[Records contained in a dataset]
/---

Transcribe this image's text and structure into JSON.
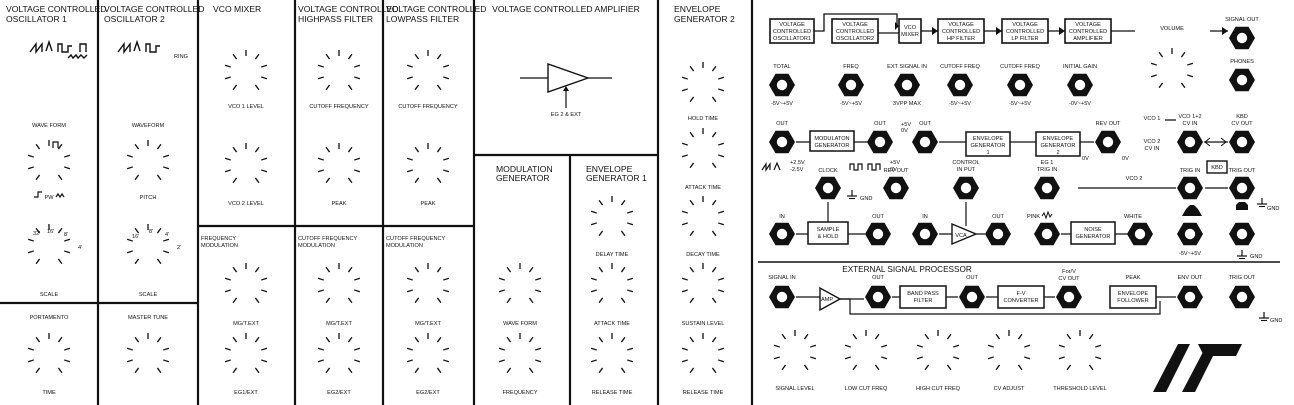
{
  "sections": {
    "vco1": {
      "title_l1": "VOLTAGE CONTROLLED",
      "title_l2": "OSCILLATOR   1",
      "waveform": "WAVE FORM",
      "pw": "PW",
      "scale": "SCALE",
      "footages": [
        "32'",
        "16'",
        "8'",
        "4'"
      ]
    },
    "vco2": {
      "title_l1": "VOLTAGE CONTROLLED",
      "title_l2": "OSCILLATOR   2",
      "ring": "RING",
      "waveform": "WAVEFORM",
      "pitch": "PITCH",
      "scale": "SCALE",
      "footages": [
        "16'",
        "8'",
        "4'",
        "2'"
      ]
    },
    "mixer": {
      "title": "VCO MIXER",
      "k1": "VCO 1 LEVEL",
      "k2": "VCO 2 LEVEL"
    },
    "hpf": {
      "title_l1": "VOLTAGE CONTROLLED",
      "title_l2": "HIGHPASS FILTER",
      "k1": "CUTOFF FREQUENCY",
      "k2": "PEAK"
    },
    "lpf": {
      "title_l1": "VOLTAGE CONTROLLED",
      "title_l2": "LOWPASS FILTER",
      "k1": "CUTOFF FREQUENCY",
      "k2": "PEAK"
    },
    "vca": {
      "title": "VOLTAGE CONTROLLED AMPLIFIER",
      "label": "EG 2 & EXT"
    },
    "eg2": {
      "title_l1": "ENVELOPE",
      "title_l2": "GENERATOR 2",
      "knobs": [
        "HOLD TIME",
        "ATTACK TIME",
        "DECAY TIME",
        "SUSTAIN LEVEL",
        "RELEASE TIME"
      ]
    },
    "portamento": {
      "title": "PORTAMENTO",
      "knob": "TIME"
    },
    "master": {
      "title": "MASTER TUNE"
    },
    "fm": {
      "title_l1": "FREQUENCY",
      "title_l2": "MODULATION",
      "k1": "MG/T.EXT",
      "k2": "EG1/EXT"
    },
    "hpmod": {
      "title_l1": "CUTOFF FREQUENCY",
      "title_l2": "MODULATION",
      "k1": "MG/T.EXT",
      "k2": "EG2/EXT"
    },
    "lpmod": {
      "title_l1": "CUTOFF FREQUENCY",
      "title_l2": "MODULATION",
      "k1": "MG/T.EXT",
      "k2": "EG2/EXT"
    },
    "mg": {
      "title_l1": "MODULATION",
      "title_l2": "GENERATOR",
      "k1": "WAVE FORM",
      "k2": "FREQUENCY"
    },
    "eg1": {
      "title_l1": "ENVELOPE",
      "title_l2": "GENERATOR 1",
      "knobs": [
        "DELAY TIME",
        "ATTACK TIME",
        "RELEASE TIME"
      ]
    }
  },
  "patch": {
    "chain": [
      {
        "l1": "VOLTAGE",
        "l2": "CONTROLLED",
        "l3": "OSCILLATOR1"
      },
      {
        "l1": "VOLTAGE",
        "l2": "CONTROLLED",
        "l3": "OSCILLATOR2"
      },
      {
        "l1": "VCO",
        "l2": "MIXER"
      },
      {
        "l1": "VOLTAGE",
        "l2": "CONTROLLED",
        "l3": "HP FILTER"
      },
      {
        "l1": "VOLTAGE",
        "l2": "CONTROLLED",
        "l3": "LP FILTER"
      },
      {
        "l1": "VOLTAGE",
        "l2": "CONTROLLED",
        "l3": "AMPLIFIER"
      }
    ],
    "volume": "VOLUME",
    "signal_out": "SIGNAL OUT",
    "phones": "PHONES",
    "row1": {
      "total": "TOTAL",
      "freq": "FREQ",
      "ext_signal_in": "EXT SIGNAL IN",
      "cutoff1": "CUTOFF FREQ",
      "cutoff2": "CUTOFF FREQ",
      "initial_gain": "INITIAL GAIN"
    },
    "row1_ranges": {
      "total": "-5V~+5V",
      "freq": "-5V~+5V",
      "ext": "3VPP MAX",
      "cut1": "-5V~+5V",
      "cut2": "-5V~+5V",
      "gain": "-0V~+5V"
    },
    "row2": {
      "out1": "OUT",
      "mg_l1": "MODULATON",
      "mg_l2": "GENERATOR",
      "out2": "OUT",
      "out3": "OUT",
      "eg1_l1": "ENVELOPE",
      "eg1_l2": "GENERATOR",
      "eg1_l3": "1",
      "eg2_l1": "ENVELOPE",
      "eg2_l2": "GENERATOR",
      "eg2_l3": "2",
      "rev_out": "REV OUT",
      "vco1": "VCO 1",
      "vco12_l1": "VCO 1+2",
      "vco12_l2": "CV IN",
      "kbd_l1": "KBD",
      "kbd_l2": "CV OUT",
      "vco2cv_l1": "VCO 2",
      "vco2cv_l2": "CV IN",
      "vco2": "VCO 2",
      "v25a": "+2.5V",
      "v25b": "-2.5V",
      "v5a": "+5V",
      "v5b": "0V",
      "v5c": "+5V",
      "v5d": "0V",
      "zero_v": "0V",
      "zero_v2": "0V"
    },
    "row3": {
      "clock": "CLOCK",
      "rev_out": "REV OUT",
      "control_l1": "CONTROL",
      "control_l2": "IN PUT",
      "eg1_l1": "EG 1",
      "eg1_l2": "TRIG IN",
      "trig_in": "TRIG IN",
      "kbd": "KBD",
      "trig_out": "TRIG OUT",
      "gnd1": "GND",
      "gnd2": "GND"
    },
    "row4": {
      "in1": "IN",
      "sh_l1": "SAMPLE",
      "sh_l2": "& HOLD",
      "out1": "OUT",
      "in2": "IN",
      "vca": "VCA",
      "out2": "OUT",
      "pink": "PINK",
      "noise_l1": "NOISE",
      "noise_l2": "GENERATOR",
      "white": "WHITE",
      "range": "-5V~+5V",
      "gnd": "GND"
    }
  },
  "esp": {
    "title": "EXTERNAL SIGNAL PROCESSOR",
    "signal_in": "SIGNAL IN",
    "amp": "AMP",
    "out1": "OUT",
    "bpf_l1": "BAND PASS",
    "bpf_l2": "FILTER",
    "out2": "OUT",
    "fv_l1": "F-V",
    "fv_l2": "CONVERTER",
    "fv_out_l1": "For/V",
    "fv_out_l2": "CV OUT",
    "peak": "PEAK",
    "env_l1": "ENVELOPE",
    "env_l2": "FOLLOWER",
    "env_out": "ENV OUT",
    "trig_out": "TRIG OUT",
    "gnd": "GND",
    "knobs": [
      "SIGNAL LEVEL",
      "LOW CUT FREQ",
      "HIGH CUT FREQ",
      "CV ADJUST",
      "THRESHOLD LEVEL"
    ]
  }
}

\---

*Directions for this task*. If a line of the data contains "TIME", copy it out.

*Task response*.
        "HOLD TIME",
        "ATTACK TIME",
        "DECAY TIME",
        "RELEASE TIME"
      "knob": "TIME"
        "DELAY TIME",
        "ATTACK TIME",
        "RELEASE TIME"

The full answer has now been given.